The words “faith” and “believe” appear a lot in our culture. From Kenny Rogers’ moving country music ballad “She believes in me” to the raunchy pop lyrics of George Michael’s “I Gotta Have Faith,” the words “faith” and “believe” resonate with our deepest and inner most desires. Politicians will frequently appeal to people to believe in their policies and to trust in their promises. Marriage is really a faith-bond between two people who have come to know, trust, and believe in each other. Precisely because life can be uncertain and painful we look to people, institutions, and ideas to both believe in and to hope upon. We do that, risky though it is, and despite the fact that it makes us vulnerable, because we genuinely think that in this person, or in this organization, or in these ideas, that we will find the security for things which we cannot control ourselves.
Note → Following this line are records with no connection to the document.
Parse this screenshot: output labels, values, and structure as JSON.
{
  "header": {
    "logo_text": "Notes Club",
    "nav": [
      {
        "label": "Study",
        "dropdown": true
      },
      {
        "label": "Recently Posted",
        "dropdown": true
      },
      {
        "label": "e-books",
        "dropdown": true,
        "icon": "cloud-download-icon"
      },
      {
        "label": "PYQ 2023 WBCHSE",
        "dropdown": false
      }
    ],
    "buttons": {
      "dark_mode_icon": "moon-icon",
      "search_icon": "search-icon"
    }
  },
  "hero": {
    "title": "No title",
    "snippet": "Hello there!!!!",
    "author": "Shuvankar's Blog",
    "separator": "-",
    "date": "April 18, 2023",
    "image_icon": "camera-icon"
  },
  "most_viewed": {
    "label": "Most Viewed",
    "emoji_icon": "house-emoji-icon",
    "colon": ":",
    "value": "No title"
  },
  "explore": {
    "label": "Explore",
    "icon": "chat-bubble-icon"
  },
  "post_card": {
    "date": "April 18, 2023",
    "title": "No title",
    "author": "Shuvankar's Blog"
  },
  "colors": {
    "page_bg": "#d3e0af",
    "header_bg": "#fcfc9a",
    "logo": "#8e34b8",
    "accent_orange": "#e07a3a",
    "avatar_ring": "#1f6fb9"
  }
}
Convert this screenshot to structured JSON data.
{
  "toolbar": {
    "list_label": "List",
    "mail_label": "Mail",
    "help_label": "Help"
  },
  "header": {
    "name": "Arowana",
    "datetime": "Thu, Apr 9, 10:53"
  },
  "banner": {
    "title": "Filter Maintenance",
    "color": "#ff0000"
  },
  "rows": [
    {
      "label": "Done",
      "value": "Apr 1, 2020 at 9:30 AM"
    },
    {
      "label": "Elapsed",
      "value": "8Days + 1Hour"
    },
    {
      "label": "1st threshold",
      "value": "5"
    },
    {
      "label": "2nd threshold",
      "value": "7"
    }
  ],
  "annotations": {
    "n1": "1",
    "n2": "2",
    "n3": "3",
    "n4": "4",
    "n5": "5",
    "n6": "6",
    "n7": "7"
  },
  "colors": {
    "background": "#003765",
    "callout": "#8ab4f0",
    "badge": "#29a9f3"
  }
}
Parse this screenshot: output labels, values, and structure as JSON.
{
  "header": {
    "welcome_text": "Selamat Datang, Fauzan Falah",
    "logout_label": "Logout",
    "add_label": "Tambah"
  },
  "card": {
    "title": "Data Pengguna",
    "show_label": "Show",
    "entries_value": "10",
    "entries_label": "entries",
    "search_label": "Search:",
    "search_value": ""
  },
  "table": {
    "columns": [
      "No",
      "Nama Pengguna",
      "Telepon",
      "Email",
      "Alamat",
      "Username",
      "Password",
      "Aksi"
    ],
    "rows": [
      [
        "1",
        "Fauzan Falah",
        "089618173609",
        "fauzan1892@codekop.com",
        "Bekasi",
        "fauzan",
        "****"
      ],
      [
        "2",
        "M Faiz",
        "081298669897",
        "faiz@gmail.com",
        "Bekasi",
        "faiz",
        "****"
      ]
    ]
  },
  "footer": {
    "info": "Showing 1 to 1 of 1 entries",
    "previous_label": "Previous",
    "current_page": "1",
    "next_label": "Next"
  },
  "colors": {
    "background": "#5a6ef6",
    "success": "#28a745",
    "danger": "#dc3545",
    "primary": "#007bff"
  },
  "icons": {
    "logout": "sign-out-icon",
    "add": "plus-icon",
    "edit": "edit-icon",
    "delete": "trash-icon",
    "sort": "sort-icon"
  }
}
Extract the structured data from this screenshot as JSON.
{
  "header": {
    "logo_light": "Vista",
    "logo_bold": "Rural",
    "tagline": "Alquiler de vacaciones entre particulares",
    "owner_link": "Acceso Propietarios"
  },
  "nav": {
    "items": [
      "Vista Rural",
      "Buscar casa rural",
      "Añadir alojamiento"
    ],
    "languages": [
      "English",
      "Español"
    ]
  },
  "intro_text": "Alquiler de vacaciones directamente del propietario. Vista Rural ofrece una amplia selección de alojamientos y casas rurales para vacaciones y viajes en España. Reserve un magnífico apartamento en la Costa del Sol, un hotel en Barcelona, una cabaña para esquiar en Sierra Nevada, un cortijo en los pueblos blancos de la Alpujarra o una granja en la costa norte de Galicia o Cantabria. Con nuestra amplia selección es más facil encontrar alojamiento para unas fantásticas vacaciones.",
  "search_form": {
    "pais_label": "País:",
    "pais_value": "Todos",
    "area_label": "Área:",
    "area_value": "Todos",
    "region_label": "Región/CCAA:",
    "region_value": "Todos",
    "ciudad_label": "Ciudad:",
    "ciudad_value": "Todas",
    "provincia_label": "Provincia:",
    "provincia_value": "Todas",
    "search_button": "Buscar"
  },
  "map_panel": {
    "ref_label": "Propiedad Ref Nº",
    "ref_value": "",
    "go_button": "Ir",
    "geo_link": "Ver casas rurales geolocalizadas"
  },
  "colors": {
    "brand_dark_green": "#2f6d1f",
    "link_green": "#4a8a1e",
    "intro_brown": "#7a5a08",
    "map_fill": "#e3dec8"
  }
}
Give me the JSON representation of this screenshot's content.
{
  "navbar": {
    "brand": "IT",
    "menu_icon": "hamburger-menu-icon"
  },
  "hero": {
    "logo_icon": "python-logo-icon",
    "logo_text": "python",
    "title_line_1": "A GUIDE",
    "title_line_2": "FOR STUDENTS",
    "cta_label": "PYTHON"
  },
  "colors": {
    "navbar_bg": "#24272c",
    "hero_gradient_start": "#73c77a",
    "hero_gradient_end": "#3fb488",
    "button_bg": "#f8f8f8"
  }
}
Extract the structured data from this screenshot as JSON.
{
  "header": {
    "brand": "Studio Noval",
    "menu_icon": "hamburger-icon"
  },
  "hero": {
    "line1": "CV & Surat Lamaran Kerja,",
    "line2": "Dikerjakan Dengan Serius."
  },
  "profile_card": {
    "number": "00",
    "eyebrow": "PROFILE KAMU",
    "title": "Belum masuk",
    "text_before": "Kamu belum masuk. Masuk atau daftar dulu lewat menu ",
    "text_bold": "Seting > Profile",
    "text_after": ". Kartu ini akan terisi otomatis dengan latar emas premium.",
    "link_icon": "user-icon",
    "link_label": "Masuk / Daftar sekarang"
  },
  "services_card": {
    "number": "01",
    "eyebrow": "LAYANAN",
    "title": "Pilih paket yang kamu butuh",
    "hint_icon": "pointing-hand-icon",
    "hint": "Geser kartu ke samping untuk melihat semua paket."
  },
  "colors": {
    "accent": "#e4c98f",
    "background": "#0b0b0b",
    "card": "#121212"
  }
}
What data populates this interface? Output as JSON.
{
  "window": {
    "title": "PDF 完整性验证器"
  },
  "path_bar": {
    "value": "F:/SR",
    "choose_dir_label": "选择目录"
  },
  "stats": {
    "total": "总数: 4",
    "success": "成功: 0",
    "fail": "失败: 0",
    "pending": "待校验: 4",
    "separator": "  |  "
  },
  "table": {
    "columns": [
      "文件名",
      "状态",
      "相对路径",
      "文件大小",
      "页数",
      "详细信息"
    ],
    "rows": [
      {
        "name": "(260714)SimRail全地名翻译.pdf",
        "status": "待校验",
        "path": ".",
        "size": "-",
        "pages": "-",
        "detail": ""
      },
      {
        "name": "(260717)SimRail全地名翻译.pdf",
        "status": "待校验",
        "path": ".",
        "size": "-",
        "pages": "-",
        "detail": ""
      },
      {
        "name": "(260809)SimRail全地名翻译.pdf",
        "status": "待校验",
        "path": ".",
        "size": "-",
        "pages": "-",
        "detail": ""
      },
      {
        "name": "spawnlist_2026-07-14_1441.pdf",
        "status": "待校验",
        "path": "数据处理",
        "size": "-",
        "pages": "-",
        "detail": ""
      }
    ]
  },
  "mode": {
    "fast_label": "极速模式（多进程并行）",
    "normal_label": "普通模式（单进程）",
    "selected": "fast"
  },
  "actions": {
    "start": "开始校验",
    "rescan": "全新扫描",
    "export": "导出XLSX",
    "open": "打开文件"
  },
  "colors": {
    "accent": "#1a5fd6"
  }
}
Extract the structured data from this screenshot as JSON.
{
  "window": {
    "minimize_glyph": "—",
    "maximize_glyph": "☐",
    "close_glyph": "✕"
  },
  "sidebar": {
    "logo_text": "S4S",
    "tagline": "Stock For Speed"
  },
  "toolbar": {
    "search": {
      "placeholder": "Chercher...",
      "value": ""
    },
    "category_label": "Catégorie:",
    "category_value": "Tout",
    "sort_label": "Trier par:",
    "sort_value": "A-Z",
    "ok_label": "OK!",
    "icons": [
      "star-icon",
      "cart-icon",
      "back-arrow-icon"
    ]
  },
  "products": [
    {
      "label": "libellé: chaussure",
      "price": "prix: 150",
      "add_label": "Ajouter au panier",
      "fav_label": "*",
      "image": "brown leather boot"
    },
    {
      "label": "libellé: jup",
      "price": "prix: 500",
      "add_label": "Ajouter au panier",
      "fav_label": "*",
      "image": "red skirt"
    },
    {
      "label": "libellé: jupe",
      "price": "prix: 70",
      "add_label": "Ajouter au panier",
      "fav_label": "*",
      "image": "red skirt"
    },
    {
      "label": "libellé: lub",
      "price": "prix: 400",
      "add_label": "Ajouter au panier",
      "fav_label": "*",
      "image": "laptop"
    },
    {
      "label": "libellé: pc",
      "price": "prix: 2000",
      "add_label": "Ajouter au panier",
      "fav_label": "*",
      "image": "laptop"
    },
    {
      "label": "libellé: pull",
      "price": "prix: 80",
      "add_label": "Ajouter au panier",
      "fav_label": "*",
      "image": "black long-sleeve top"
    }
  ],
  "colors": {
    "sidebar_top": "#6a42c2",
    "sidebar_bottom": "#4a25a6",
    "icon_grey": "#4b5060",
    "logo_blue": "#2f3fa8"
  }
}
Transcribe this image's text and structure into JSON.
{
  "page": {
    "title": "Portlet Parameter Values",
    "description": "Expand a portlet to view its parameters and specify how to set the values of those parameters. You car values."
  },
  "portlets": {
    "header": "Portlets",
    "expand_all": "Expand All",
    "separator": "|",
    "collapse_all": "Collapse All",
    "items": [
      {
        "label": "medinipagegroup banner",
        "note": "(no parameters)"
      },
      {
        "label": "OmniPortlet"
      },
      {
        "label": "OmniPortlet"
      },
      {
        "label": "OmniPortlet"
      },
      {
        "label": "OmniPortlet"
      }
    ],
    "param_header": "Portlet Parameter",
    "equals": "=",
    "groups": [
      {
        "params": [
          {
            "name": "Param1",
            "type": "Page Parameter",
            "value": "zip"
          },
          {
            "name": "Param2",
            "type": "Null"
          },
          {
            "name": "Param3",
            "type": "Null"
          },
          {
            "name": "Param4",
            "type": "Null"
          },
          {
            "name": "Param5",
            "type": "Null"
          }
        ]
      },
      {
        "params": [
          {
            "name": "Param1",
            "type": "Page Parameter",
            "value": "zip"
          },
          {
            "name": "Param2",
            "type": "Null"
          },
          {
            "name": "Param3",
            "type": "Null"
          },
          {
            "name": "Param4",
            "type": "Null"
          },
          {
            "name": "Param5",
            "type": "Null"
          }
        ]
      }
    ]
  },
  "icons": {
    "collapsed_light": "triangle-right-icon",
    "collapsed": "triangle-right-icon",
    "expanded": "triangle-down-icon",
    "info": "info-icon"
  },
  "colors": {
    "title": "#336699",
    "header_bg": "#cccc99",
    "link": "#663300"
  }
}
Faith, belief, trust, hope – whatever words you like – these emerge from a deeply human experience full of dualities; experiences of life and loss, fidelity and failure, goodness and grief, as well as belonging and betrayal. All life is a life of faith, whether it is faith in ourselves, our family, friends, plans, people, ideologies, institutions, or even in forces beyond ourselves. We look to something or someone to be a rock and anchor that we can cling to in a world that feels like a merry-go-round spinning out of control. The reality is that faith is an inalienable feature of human existence. We certainly have a choice in whom or what we will believe in. But whether we will believe in someone or something is not a choice, it is a necessity, it simply part of what it means to be human in a world that is beyond our own mastery. We all reach out in faith somewhere, whether you are religious or not, because it is in our nature to stretch our hands towards the unknown and hope for what we might find.
When the Apostles’ Creed begins with the words “I believe” it is asking people who recite the creed to recognize their need to know, trust, and belong to something beyond themselves. It is an affirmation of one’s needs, needs that cannot be fulfilled or satisfied by our own efforts, but are met in the faith which is thereafter professed by the speaker. While we have many needs like food, shelter, purpose and companionship, perhaps our most basic need, one hard wired into the very constitution of our humanity, is to know God. That is why Augustine famously said, “You have set eternity in our hearts and our hearts are restless until they rest in you.” The strange mood of discontent and the peculiar sense of dislocation that can sometimes feel is relieved when we discover that we were made to know and love God. Faith, then, is rest for our existential angst and the satisfaction for our spiritual hunger. The creed tells us our need, and it is a need that springs from the seat of our soul, a need to “believe in God.”